Hannah Webster Foster formulates a tale that, on the surface, appears as a novel warning women against seduction, a common theme of the times. Marriage was seen as a necessity for women who desired financial stability and status, and being sexually seduced by a man would not provide a woman with these needs. Thus, the warnings against seduction and romanization of marriage were rampant. Upon further examination however, The Coquette has strong feminist undertones calling women towards the American ideal of freedom. This new nation claimed to be built upon the rock of freedom, while simultaneously oppressing women.
Sherman sought to force the public to question the seductive and often oppressive influence of mass-media over our individual and collective identities. Sexual desire and domination, the fashioning of self-identity as mass deception, these are among the unsettling subjects lying behind Sherman's extensive series of self-portraiture in various guises. Despite not aligning herself directly with feminism Sherman does conclude her work is, in fact, feminist. The work is what it is and hopefully, it's seen as feminist work or feminist-advised work, but I'm not going to go around espousing theoretical bullshit about feminist stuff. The portrayal of women is a central theme throughout Sherman's career and can still be seen in her more recent works.
As the feminist movement evolved, women began to question their traditional sexual roles. Feminists made it clear that single or not, women were all entitled to their sexual desires and freedoms. However for conservatives, this sexual revolution seemed to be an excuse for women to be promiscuous and an attack on the “foundation of American society”- family (American Experience, 2001). This clash of opinions amongst the two groups ultimately created a large debate over the pill. The Pill essentially became a convenient scapegoat for this so called sexual revolution among conservatives.
This distinction was first used to undermine the idea of "biology-as-destiny." But, if this distinction is pushed too far, then the idea of gender becomes disconnected from the body - and one never will understand the process of how sex and gender are socially assigned. Maybe sex is a gendered
Edna Pontellier was only seen as a “valuable piece of property which [had] suffered some damaged” to her husband Mr. Pontellier (BOOK). One can also see that “The Awakening” also focused on the sexual desires of women, identity, and self-discovery Edna, a character in “The Awakening” experienced her awakening by discovering her identity in her own self. “The Awakening” attempts to tell the story a woman who wants to find herself while lusting. Later, at the end of the story, one discovers that since Edna Pontellier could not fully find her peace, and freedom she ultimately decides to commit suicide.

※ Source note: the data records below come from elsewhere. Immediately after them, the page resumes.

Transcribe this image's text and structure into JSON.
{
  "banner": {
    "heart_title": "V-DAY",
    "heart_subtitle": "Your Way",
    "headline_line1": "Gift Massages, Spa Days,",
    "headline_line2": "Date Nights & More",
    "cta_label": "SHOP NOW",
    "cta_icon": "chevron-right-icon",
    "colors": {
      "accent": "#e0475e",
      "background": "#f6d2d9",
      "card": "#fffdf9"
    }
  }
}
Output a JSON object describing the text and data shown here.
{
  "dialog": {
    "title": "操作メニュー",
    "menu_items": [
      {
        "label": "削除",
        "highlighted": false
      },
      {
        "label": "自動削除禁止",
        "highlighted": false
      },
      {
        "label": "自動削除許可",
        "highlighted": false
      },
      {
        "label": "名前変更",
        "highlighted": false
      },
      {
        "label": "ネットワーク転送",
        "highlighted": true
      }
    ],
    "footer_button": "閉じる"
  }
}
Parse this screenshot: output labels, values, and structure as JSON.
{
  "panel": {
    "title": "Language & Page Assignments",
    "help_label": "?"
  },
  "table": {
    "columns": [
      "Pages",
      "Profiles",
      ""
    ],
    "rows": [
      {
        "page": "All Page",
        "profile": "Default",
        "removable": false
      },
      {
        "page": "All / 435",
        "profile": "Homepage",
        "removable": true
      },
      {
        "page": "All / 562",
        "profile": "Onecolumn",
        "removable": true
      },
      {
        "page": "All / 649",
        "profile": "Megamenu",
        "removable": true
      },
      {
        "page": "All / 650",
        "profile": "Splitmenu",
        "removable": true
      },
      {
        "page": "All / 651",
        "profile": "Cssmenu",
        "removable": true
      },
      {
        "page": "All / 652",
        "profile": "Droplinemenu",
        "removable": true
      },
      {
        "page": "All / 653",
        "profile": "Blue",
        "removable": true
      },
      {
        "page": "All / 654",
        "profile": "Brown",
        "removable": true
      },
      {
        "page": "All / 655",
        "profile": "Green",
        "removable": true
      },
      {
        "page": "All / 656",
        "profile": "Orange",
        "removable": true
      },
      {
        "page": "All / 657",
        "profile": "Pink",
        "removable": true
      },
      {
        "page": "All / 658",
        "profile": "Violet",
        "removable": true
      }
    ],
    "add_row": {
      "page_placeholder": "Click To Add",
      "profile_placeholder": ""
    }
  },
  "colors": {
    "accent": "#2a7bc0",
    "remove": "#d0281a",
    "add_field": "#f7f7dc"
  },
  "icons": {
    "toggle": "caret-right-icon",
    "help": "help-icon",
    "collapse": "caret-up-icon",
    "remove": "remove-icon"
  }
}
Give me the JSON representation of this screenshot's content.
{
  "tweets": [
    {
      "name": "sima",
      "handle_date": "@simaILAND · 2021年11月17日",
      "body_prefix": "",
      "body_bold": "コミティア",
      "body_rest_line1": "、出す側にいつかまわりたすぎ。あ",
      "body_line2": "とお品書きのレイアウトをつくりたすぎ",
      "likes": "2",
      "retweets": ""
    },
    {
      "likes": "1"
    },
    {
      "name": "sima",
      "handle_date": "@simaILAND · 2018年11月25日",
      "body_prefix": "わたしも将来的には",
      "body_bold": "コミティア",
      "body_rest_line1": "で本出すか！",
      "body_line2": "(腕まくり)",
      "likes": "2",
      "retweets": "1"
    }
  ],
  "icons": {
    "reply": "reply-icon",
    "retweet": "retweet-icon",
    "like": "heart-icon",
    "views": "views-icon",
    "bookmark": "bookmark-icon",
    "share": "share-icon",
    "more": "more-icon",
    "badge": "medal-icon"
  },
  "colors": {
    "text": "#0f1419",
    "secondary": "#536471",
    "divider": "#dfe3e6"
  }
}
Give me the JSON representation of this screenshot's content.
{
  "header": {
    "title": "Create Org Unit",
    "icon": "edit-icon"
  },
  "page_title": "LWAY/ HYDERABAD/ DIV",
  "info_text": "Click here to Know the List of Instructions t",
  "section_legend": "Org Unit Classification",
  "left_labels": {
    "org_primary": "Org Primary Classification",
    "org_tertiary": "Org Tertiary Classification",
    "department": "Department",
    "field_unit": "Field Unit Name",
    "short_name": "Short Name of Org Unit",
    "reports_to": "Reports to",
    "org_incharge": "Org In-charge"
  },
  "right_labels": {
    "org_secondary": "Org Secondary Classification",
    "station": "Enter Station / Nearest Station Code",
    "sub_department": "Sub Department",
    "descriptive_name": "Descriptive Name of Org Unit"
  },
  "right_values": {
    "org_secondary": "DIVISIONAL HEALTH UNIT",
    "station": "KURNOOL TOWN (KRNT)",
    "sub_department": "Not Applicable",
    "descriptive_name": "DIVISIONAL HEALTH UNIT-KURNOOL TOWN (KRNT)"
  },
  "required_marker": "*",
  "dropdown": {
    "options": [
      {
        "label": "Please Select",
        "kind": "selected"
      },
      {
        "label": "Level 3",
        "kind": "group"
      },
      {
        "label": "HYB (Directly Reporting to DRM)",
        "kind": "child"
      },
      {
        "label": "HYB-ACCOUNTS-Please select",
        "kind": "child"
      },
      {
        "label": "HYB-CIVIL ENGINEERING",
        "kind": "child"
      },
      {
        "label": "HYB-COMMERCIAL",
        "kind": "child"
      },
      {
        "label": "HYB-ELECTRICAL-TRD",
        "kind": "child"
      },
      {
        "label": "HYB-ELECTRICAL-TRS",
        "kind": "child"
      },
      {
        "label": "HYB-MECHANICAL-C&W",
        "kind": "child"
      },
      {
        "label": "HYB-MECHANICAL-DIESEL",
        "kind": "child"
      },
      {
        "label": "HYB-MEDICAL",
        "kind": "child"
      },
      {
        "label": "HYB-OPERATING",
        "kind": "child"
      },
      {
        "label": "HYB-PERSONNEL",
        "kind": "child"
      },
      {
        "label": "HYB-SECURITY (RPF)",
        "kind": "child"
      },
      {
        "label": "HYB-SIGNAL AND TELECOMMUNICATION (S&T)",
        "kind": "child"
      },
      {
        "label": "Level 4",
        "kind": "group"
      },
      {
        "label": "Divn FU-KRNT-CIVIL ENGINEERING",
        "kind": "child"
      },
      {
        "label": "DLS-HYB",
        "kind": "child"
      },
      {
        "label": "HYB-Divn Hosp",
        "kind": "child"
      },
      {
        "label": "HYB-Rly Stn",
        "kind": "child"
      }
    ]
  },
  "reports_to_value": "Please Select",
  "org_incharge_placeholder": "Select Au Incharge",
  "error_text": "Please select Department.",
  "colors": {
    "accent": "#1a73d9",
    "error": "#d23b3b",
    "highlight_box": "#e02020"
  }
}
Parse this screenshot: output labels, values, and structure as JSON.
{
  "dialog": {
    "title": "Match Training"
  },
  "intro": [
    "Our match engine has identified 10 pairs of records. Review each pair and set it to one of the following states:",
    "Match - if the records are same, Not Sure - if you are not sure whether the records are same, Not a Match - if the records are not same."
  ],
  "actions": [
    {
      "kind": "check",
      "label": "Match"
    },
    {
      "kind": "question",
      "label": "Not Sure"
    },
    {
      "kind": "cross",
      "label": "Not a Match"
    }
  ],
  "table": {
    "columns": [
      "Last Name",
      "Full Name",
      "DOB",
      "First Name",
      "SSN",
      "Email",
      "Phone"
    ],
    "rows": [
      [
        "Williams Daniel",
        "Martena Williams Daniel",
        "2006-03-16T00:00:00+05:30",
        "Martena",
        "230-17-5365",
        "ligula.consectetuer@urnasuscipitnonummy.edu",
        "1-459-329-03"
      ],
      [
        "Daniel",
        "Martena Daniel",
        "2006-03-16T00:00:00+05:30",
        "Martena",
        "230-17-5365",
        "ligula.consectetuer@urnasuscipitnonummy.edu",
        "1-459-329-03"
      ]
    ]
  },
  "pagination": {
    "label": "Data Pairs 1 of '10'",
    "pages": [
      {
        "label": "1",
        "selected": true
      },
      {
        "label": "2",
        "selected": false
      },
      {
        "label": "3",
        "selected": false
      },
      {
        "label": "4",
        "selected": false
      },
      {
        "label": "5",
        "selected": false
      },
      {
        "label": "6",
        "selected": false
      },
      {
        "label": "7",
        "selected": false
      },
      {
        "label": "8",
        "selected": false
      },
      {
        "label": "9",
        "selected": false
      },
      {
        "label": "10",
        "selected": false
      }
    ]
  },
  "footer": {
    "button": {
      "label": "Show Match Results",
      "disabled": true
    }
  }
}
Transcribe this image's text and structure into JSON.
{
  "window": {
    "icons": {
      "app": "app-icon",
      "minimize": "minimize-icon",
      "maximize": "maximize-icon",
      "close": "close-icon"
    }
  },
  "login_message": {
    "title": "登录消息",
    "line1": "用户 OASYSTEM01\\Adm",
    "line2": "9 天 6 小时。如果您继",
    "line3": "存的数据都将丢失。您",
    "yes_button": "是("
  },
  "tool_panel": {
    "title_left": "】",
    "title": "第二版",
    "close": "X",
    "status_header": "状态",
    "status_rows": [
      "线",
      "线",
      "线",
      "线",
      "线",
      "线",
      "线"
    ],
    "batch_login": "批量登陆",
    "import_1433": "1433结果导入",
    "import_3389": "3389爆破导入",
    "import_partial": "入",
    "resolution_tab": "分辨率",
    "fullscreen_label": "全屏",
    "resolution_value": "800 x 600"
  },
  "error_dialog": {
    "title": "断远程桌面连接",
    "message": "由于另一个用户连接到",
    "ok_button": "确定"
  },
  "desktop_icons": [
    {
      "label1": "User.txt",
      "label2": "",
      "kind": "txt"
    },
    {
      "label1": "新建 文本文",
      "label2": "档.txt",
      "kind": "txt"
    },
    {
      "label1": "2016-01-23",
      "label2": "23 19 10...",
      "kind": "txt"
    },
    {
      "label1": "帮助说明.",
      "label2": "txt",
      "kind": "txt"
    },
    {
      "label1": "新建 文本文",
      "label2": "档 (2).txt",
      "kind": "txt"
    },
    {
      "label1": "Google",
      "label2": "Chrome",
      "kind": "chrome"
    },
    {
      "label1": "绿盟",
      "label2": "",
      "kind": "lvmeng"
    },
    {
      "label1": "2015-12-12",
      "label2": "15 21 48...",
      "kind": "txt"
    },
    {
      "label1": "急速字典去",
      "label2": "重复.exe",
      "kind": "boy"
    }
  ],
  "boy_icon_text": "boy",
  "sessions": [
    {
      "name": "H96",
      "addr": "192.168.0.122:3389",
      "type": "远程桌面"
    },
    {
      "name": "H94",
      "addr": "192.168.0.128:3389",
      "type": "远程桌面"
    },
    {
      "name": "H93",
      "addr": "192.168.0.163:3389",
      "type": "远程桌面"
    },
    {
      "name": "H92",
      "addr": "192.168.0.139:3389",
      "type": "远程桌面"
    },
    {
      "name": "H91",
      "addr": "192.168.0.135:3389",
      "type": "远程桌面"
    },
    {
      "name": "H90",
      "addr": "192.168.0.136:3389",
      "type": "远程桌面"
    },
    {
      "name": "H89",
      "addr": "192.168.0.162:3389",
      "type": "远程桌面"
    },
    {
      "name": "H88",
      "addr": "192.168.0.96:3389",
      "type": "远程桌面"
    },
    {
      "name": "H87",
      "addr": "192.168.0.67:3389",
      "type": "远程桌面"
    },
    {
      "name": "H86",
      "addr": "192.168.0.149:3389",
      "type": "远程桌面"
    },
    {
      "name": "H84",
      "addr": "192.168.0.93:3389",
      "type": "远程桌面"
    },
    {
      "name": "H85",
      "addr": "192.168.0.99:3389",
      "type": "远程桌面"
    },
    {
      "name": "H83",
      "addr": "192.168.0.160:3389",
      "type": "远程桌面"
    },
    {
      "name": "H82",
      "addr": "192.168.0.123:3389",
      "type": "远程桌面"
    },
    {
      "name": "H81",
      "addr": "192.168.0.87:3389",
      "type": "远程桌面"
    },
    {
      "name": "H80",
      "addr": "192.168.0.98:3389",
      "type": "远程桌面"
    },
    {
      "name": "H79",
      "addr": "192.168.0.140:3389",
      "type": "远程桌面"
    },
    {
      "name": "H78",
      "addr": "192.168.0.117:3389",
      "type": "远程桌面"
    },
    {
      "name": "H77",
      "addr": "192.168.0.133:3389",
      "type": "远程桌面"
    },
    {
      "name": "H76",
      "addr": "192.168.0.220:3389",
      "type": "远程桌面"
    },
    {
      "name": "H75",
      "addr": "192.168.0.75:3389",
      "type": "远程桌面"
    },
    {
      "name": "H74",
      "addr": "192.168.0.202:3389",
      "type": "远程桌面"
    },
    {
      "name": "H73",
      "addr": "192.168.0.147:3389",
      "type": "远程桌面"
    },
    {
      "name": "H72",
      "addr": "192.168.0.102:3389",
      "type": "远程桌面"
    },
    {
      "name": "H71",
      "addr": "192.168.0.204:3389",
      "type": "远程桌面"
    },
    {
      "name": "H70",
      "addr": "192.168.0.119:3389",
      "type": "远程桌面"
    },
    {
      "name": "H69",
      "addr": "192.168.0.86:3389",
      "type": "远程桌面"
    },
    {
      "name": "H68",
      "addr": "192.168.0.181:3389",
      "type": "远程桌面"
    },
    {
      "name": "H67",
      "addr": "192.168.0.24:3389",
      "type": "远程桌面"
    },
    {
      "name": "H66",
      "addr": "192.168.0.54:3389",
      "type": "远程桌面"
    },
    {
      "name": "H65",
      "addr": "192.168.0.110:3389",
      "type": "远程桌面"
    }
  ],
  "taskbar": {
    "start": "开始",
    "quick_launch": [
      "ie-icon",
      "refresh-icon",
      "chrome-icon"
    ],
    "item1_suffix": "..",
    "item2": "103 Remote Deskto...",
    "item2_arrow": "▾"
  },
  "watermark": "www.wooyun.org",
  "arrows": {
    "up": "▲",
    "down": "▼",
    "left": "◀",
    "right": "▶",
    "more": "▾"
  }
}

Through this “The Awakening” shows that although women were oppressed, they also had empowerment.
Every day, people are exposed to almost innumerable “injections of advertising” (Fairclough, 1989, p. 201). Advertisers incorporate numerous rhetorical devices to entice, bond with, and manipulate their target audience. Rhetoric can be defined as, “language designed to have a persuasive or impressive effect, but which is often regarded as lacking in sincerity or meaningful content” (“Rhetoric,” 2017, para. 2). Through persuasive language, simulated inclusivity and interaction, and subtle forms of deception and manipulation, advertising has become an effective tool to exert power over consumers.